TASK REQUIREMENTS - Check each line of the entries below for the word "Retido" and state only how many lines have it.

Items from a dataset
..............................
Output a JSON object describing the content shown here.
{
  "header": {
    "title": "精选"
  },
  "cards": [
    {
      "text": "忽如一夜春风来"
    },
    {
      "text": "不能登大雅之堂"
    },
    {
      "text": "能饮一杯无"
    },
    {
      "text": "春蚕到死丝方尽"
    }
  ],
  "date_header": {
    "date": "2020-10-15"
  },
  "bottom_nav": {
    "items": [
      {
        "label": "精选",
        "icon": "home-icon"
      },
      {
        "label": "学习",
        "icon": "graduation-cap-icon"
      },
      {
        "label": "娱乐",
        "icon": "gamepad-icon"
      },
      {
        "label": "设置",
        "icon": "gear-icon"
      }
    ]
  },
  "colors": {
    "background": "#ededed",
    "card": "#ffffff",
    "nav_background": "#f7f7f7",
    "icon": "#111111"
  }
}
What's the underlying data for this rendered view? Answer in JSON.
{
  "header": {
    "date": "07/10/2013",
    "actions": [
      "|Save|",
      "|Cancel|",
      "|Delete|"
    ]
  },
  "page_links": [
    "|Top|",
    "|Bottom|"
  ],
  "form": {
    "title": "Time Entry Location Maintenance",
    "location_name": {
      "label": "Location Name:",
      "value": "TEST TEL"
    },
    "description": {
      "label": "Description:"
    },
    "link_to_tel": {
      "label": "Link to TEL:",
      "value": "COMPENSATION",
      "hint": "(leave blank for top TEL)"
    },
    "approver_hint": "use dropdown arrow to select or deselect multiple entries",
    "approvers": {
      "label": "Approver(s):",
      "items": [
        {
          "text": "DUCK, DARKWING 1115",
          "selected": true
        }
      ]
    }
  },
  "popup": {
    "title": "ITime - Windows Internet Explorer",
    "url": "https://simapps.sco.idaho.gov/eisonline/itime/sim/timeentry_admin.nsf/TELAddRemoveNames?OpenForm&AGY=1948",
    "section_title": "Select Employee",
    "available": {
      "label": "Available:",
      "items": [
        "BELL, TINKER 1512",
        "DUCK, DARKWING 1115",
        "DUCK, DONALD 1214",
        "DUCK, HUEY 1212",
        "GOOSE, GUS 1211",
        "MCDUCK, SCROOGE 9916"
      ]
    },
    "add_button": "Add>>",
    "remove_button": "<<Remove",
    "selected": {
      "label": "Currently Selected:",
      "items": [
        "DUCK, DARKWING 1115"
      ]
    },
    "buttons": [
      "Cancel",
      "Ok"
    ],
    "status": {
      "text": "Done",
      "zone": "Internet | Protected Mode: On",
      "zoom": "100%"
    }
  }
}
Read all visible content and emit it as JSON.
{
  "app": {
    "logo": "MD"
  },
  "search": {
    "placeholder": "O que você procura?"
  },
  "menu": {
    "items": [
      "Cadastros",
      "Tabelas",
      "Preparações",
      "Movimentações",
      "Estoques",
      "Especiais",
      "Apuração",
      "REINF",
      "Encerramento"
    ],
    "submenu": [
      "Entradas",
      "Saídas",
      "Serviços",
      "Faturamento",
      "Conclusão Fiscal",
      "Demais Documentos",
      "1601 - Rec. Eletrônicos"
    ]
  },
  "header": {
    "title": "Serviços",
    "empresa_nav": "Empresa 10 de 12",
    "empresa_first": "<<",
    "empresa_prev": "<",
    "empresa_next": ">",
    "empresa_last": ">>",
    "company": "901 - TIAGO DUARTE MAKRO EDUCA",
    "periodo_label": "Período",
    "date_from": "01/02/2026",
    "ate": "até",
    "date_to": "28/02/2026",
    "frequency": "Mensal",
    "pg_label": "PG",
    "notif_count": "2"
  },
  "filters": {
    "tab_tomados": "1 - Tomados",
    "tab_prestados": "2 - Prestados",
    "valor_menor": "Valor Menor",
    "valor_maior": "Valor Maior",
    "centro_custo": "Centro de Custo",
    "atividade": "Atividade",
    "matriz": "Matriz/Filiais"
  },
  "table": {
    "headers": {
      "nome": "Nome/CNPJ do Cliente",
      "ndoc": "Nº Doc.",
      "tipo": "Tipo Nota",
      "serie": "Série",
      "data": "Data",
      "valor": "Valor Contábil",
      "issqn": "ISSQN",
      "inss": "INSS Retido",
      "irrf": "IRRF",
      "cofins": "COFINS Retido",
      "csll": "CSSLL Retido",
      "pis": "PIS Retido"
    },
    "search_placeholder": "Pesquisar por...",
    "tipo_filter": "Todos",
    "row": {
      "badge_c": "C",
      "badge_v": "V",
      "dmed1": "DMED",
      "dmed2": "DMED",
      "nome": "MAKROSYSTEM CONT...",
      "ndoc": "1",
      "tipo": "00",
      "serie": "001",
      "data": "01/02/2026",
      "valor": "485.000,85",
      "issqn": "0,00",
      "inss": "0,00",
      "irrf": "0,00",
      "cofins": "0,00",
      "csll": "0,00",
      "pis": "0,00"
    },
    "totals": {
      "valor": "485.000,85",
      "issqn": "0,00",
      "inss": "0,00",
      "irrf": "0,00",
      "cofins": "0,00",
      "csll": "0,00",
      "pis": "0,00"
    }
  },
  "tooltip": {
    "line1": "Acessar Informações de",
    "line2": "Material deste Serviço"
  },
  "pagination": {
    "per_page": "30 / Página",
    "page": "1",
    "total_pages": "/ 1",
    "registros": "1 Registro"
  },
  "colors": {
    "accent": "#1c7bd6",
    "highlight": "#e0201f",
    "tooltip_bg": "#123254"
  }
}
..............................
OUTPUT OF THE TASK - 4